**Task details**
If a line of the data below contains the string "effort", copy it into your answer.

[Data records for software interfaces]
'''

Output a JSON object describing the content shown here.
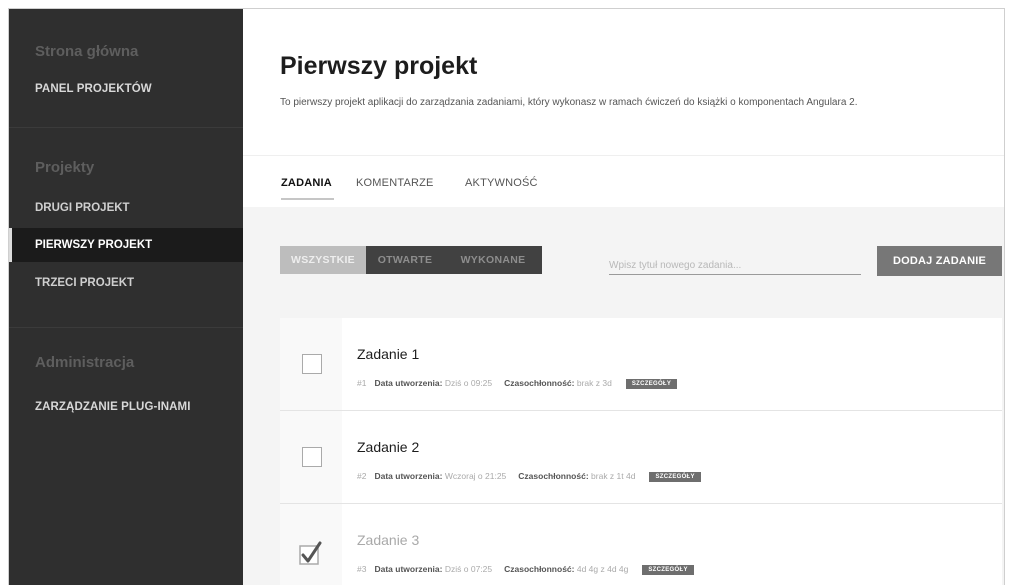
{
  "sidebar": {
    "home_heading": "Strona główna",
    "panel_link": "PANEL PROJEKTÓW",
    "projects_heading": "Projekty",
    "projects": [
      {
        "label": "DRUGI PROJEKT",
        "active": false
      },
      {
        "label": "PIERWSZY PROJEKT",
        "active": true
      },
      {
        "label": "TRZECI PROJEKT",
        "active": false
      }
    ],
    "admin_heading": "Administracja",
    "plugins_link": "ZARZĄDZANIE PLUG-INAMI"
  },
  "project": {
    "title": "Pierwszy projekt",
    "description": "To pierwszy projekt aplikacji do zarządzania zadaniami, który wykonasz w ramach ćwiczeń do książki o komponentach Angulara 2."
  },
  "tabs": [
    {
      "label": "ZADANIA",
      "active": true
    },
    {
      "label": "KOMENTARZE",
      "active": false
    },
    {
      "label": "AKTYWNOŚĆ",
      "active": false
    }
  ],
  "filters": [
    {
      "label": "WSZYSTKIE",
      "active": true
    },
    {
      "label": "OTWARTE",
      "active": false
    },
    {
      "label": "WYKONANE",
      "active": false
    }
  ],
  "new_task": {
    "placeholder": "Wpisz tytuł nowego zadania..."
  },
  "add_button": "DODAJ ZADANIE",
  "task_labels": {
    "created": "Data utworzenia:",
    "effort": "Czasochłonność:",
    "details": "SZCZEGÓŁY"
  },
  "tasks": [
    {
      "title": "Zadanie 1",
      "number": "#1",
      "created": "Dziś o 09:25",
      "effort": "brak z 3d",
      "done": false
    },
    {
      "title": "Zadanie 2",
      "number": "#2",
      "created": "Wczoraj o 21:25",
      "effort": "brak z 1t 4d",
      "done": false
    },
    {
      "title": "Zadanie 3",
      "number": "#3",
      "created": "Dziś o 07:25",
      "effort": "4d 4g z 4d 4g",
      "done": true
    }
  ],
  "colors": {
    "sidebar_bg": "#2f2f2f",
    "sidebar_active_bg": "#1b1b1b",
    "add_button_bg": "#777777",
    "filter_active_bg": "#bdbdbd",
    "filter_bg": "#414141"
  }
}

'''

**Written response**
    "effort": "Czasochłonność:",
      "effort": "brak z 3d",
      "effort": "brak z 1t 4d",
      "effort": "4d 4g z 4d 4g",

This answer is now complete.